|This article is incomplete. It might be useful as a reference, but avoid offering it as a definitive presentation.|
|Irrelevant Comment: You can find information on the internet to prove anything you want.|
The argument seems to be that on the internet it is possible to find an argument to support almost any conclusion, therefore information from the internet is useless in an argument.
This argument tends to be brought up whenever someone is confronted by unarguable evidence that they don't want to accept.
The same thing could be said of a decent-sized library: there are any number of books or magazine articles which could be used to support just about any conclusion – and yet we don't dismiss libraries (or books or magazines) as a valid source of supporting information.

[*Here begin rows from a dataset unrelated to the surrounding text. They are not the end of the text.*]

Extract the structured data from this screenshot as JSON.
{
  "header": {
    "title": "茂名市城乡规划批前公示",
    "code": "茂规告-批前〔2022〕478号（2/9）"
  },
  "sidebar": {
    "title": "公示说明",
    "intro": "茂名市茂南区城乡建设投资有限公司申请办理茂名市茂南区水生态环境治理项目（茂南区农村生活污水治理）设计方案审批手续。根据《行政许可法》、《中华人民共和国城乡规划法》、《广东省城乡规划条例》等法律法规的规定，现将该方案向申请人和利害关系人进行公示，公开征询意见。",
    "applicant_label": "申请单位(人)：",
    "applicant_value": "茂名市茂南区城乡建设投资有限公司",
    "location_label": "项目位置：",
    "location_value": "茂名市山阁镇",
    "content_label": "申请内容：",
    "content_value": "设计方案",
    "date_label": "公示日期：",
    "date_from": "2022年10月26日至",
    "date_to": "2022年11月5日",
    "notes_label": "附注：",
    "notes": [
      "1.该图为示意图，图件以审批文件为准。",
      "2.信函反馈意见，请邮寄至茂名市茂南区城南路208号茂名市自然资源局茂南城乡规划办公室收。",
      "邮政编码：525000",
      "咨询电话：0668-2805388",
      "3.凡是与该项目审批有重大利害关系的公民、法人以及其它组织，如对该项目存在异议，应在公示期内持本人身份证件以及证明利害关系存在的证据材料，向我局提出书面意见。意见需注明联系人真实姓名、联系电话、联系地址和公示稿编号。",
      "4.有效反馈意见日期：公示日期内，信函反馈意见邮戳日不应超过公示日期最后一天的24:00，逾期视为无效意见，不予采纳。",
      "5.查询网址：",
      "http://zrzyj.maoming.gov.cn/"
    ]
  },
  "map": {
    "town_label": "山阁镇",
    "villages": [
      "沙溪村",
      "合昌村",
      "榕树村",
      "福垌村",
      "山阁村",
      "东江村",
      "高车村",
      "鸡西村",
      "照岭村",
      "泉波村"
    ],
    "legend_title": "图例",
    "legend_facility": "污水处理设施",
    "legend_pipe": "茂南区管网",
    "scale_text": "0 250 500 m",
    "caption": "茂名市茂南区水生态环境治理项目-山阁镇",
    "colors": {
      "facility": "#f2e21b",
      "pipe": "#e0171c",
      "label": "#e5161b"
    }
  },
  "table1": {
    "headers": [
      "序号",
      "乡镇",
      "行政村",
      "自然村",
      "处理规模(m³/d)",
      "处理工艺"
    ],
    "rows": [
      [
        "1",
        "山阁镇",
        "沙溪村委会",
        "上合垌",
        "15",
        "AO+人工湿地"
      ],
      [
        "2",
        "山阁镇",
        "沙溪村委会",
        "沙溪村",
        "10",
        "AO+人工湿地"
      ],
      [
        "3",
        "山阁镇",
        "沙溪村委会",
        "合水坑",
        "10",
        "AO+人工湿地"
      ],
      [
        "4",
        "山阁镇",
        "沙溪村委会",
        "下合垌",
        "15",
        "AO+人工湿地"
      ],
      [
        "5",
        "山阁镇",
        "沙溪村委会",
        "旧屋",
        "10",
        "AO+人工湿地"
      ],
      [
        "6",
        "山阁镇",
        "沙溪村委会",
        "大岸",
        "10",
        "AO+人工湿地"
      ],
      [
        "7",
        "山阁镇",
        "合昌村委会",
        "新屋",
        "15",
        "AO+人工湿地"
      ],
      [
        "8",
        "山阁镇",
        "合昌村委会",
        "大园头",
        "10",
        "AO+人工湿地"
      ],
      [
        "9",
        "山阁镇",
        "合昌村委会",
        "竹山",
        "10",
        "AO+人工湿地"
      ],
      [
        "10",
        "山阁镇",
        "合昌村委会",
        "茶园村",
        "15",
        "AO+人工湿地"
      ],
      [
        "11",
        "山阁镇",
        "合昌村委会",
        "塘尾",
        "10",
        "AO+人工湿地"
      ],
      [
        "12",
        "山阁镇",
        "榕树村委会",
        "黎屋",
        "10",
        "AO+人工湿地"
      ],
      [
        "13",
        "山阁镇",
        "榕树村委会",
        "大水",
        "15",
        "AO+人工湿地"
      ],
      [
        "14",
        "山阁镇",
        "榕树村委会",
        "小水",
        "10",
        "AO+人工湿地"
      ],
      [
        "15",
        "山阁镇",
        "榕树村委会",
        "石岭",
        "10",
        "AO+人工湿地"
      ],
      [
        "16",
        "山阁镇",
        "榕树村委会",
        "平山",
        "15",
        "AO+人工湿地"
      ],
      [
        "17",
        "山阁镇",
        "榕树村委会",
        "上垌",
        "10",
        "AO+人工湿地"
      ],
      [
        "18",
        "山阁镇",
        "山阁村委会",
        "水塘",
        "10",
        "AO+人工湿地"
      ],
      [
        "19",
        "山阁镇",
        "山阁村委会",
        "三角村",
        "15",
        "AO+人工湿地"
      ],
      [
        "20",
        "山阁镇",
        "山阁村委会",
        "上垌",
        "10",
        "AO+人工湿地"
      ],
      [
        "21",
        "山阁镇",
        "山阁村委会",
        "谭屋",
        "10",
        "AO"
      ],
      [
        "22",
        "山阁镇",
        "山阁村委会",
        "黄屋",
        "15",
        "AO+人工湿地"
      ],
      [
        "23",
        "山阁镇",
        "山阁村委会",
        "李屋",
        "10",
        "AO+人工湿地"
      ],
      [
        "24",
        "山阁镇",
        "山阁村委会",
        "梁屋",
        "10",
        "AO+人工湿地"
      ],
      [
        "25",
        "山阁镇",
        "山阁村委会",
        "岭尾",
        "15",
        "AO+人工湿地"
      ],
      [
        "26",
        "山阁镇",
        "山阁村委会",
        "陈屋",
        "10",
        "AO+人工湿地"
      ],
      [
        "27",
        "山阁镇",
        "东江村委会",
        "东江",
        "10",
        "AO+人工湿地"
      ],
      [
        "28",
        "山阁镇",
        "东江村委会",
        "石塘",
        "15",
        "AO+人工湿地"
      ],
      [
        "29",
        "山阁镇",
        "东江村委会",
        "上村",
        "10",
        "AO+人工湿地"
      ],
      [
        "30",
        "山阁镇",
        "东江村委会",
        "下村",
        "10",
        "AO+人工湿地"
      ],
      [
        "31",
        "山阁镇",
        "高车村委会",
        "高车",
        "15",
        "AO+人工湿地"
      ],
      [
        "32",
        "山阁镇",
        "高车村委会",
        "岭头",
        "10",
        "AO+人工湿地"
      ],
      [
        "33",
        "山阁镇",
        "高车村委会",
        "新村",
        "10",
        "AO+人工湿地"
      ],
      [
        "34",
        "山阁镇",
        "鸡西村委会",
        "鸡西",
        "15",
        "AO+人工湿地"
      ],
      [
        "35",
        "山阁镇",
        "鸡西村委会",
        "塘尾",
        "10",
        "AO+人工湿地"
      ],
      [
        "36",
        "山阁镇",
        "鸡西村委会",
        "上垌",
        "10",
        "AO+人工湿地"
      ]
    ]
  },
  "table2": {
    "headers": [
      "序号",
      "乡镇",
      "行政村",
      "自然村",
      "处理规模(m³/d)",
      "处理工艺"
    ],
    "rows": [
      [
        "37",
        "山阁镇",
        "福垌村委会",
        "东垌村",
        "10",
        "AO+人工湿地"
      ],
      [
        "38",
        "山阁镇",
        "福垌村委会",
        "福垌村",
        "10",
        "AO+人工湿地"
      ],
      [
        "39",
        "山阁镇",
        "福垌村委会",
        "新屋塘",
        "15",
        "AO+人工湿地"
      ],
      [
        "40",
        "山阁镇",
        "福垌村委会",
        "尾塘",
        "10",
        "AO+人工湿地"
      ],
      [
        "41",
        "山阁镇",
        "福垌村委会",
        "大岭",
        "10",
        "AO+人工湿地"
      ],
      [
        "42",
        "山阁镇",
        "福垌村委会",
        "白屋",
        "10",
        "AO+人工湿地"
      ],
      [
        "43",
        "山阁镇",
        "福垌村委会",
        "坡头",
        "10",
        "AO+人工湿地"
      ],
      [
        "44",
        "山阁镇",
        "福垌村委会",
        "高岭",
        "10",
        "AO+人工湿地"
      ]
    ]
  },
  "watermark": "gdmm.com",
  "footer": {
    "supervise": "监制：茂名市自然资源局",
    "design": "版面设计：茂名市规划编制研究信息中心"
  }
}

The argument assumes that it is impossible to tell good information from bad information (at least on the internet) – which is only true if you lack any of the following:
- the ability to determine the structure of a claim (what are the premises, what is the logic, and what is the conclusion)
- the ability to cross-check evidence against multiple sources
- the idea that some sources are reliable even if some are not, and that sources can be evaluated in terms of how reliable they are